“He addressed issues of the underserved, and one of those populations for which he had great sensitivity was persons of advancing aging, and as always, he was ahead of his time,” said Cisneros, speaking to an audience that included all of Congressman Roybal’s children.
Speaking from his experience as HUD secretary and head of an institutional investment firm dedicated to creating affordable housing opportunities, Cisneros emphasized the urgency of creating spaces and places where the elderly can maintain their health and independence.
He noted the fastest growing segment of the United States population is aged 80 or older and that the number of those aged 65 or older living in America is expected to dramatically increase in the coming decades.
Research further indicates the vast majority of older adults in the future will not spend the last years of their lives in nursing homes but in residences they own or rent, Cisneros added.
“We haven’t, as a country, confronted the reality that we have a huge portion of our population aging and have made no provisions for the people who are going to have to live independently on their own,” said Cisneros, who serves on the Board of Councilors at the USC Sol Price School of Public Policy.
He said that making homes and communities more senior-friendly and extending the health and longevity of older adults would benefit American society as a whole.
He refuses to view support for the elderly as an obligation conferred purely out of respect or sympathy.
“It’s more than an obligation,” Cisneros said. “It’s a reality that we pay costs if we’re inattentive, and we do not reap the full talents of people who still have a lot to contribute.”
He shared anecdotes from his own life about his aging mother and late father who remained active even as he grew older.
“It is an amazing thing to see people in their eighties who still want to live with a sense of purpose and accomplish things and give back,” Cisneros said. “My father – after a stroke – for 18 years, having been an army colonel, volunteered at an elementary school to teach children to read.”
Those personal stories and Cisneros’ vision for aging in place are part of the forthcoming book Independent for Life: Homes and Neighborhoods for an Aging America that he co-authored and edited.
The event concluded with the presentation of the USC Roybal Institute Community Partnership Award to Laura Trejo and the Pearmain Prize for Excellence in Research on Aging to Ronald Angel.
Trejo, who earned her master’s degrees in gerontology and public administration from USC, is the general manager of the City of Los Angeles Department of Aging. A well-known national leader in the field of aging services and education, she has received numerous honors, including the American Society on Aging 2011 Gloria Cavanaugh Award for Excellence in Training and Education.

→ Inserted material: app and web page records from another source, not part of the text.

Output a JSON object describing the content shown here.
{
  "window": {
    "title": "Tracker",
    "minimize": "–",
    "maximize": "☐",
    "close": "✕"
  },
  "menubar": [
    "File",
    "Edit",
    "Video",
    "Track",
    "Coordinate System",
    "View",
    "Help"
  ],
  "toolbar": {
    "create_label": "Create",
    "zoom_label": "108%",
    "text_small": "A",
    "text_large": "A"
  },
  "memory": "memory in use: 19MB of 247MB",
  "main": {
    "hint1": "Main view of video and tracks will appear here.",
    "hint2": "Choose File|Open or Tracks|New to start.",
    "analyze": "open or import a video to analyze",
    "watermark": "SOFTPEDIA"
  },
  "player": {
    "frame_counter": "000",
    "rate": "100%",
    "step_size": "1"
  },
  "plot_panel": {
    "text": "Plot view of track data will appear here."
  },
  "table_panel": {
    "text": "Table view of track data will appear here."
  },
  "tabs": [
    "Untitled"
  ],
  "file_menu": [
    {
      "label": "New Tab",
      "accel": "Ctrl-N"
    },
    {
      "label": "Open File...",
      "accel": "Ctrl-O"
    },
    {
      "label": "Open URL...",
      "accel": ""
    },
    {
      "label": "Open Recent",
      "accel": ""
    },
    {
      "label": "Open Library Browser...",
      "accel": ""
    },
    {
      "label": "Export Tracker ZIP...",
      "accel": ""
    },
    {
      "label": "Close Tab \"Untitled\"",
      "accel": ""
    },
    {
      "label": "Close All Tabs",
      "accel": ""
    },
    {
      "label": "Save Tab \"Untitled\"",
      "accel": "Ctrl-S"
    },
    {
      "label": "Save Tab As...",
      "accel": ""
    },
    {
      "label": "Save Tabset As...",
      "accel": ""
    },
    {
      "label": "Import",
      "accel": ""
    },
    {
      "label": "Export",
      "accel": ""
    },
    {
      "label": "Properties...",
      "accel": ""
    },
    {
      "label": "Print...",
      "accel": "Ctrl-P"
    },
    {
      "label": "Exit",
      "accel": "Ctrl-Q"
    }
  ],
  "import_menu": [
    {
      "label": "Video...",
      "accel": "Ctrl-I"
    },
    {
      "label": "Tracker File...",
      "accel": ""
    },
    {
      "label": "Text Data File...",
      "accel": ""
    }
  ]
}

Angel, a professor in sociology at The University of Texas at Austin, was one of the driving forces behind the development of the field of Hispanic aging research. He is the author of five books and several refereed journal articles, chapters and reports on minority aging and health disparities.
- Master of Social Work